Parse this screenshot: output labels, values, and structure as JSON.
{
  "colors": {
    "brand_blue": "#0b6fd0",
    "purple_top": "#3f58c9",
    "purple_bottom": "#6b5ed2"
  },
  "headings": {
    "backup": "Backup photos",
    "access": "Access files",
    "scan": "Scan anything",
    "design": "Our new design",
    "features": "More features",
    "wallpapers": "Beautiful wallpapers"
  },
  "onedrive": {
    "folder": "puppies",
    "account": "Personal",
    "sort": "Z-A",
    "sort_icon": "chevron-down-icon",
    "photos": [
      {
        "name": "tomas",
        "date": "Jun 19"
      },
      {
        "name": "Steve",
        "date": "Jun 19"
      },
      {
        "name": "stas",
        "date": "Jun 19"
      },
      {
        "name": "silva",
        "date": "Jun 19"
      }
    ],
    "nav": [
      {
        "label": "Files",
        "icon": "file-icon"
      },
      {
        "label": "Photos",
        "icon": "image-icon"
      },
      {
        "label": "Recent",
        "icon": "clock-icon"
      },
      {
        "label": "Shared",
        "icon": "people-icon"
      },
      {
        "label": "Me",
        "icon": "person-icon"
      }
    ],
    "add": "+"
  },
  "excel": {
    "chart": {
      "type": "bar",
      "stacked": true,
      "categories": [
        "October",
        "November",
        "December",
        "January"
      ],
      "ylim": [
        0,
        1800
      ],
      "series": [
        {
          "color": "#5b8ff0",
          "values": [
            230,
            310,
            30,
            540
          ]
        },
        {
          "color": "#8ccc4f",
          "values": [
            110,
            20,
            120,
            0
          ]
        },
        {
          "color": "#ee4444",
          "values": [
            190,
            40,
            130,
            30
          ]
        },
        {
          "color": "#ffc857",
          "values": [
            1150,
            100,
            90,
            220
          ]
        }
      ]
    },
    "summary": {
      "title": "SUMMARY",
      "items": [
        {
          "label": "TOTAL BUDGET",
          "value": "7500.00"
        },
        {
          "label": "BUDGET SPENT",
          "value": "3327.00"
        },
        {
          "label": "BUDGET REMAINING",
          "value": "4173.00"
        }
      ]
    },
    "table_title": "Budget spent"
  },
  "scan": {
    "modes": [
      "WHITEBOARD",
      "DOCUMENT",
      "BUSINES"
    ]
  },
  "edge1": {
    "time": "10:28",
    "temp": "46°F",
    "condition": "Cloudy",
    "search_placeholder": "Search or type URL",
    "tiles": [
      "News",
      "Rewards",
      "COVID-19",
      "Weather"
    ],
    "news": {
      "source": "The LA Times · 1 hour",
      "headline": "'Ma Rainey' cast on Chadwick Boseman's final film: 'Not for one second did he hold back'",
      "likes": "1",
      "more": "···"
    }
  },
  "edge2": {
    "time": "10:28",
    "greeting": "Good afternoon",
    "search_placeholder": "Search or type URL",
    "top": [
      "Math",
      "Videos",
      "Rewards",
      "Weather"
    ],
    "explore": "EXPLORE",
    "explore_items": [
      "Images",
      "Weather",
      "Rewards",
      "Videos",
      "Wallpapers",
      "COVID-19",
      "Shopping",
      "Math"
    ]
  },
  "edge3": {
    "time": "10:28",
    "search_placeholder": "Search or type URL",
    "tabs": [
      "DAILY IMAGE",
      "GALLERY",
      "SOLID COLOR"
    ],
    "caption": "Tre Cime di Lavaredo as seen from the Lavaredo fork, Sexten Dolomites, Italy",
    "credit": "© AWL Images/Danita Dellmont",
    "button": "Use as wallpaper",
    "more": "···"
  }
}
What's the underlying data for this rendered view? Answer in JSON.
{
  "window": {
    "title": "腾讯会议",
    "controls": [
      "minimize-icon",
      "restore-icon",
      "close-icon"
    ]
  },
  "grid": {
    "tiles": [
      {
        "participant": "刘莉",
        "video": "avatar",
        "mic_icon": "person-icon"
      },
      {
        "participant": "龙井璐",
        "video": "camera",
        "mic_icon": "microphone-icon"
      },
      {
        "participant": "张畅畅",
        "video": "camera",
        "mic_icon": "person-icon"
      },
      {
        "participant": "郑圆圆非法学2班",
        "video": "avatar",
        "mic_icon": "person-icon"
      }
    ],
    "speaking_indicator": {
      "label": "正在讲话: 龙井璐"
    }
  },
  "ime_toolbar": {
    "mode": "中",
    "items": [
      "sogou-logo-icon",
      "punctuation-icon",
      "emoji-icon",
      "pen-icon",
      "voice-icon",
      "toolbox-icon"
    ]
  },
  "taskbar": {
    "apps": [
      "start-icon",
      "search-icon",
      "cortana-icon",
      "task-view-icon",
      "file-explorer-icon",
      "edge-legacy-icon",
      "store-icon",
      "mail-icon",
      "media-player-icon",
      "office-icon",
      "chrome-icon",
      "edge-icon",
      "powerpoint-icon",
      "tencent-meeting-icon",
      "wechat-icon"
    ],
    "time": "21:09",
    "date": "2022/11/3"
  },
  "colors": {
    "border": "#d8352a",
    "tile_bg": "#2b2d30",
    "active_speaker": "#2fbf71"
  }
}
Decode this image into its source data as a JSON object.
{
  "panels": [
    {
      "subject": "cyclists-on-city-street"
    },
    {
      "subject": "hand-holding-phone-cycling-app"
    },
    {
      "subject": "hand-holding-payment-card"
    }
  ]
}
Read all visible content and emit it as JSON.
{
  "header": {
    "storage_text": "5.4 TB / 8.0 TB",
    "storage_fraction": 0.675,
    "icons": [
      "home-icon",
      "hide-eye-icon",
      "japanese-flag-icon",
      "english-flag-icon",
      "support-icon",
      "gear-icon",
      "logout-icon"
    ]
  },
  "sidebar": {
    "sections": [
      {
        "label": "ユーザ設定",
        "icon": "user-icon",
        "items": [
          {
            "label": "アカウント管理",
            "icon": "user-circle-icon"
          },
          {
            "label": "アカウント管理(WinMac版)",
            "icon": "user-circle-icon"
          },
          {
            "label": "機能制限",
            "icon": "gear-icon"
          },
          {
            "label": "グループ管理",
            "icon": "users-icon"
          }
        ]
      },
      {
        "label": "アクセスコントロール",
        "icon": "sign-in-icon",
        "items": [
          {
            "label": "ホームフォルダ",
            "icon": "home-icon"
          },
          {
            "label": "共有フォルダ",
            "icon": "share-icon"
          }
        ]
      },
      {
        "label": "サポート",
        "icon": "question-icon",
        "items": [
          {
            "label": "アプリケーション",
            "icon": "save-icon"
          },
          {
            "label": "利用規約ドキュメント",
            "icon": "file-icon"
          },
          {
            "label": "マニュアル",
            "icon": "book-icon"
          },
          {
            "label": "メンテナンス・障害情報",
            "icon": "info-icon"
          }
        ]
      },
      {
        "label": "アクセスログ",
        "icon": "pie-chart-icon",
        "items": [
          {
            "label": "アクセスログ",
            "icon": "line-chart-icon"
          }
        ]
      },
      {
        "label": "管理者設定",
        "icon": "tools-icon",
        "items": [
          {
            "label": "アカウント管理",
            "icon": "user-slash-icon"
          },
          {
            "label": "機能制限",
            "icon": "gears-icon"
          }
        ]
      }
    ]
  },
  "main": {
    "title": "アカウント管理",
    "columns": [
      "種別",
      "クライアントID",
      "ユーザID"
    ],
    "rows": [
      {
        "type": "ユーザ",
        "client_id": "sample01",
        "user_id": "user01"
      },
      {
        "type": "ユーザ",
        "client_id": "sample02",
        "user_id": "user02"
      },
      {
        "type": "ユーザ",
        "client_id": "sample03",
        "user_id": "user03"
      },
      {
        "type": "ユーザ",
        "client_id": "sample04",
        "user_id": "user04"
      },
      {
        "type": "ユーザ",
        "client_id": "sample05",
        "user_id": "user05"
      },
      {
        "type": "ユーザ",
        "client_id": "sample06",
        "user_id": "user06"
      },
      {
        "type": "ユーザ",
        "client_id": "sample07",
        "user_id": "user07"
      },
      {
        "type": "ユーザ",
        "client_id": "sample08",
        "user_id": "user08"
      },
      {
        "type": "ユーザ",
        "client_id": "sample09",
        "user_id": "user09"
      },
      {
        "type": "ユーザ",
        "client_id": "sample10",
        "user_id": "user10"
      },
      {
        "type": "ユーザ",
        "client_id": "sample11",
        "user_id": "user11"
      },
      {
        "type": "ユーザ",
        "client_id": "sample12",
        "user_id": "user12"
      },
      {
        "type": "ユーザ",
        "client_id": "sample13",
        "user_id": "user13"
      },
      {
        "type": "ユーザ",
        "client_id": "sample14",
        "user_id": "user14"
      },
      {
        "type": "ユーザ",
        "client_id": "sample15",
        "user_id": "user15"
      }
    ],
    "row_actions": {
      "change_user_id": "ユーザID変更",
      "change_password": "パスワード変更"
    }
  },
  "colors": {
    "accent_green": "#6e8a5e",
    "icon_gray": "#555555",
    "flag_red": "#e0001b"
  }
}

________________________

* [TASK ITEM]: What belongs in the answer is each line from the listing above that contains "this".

* [REPLY TO THE EXERCISE]:
Parse this screenshot: output labels, values, and structure as JSON.
What's the underlying data for this rendered view? Answer in JSON.
Decode this image into its source data as a JSON object.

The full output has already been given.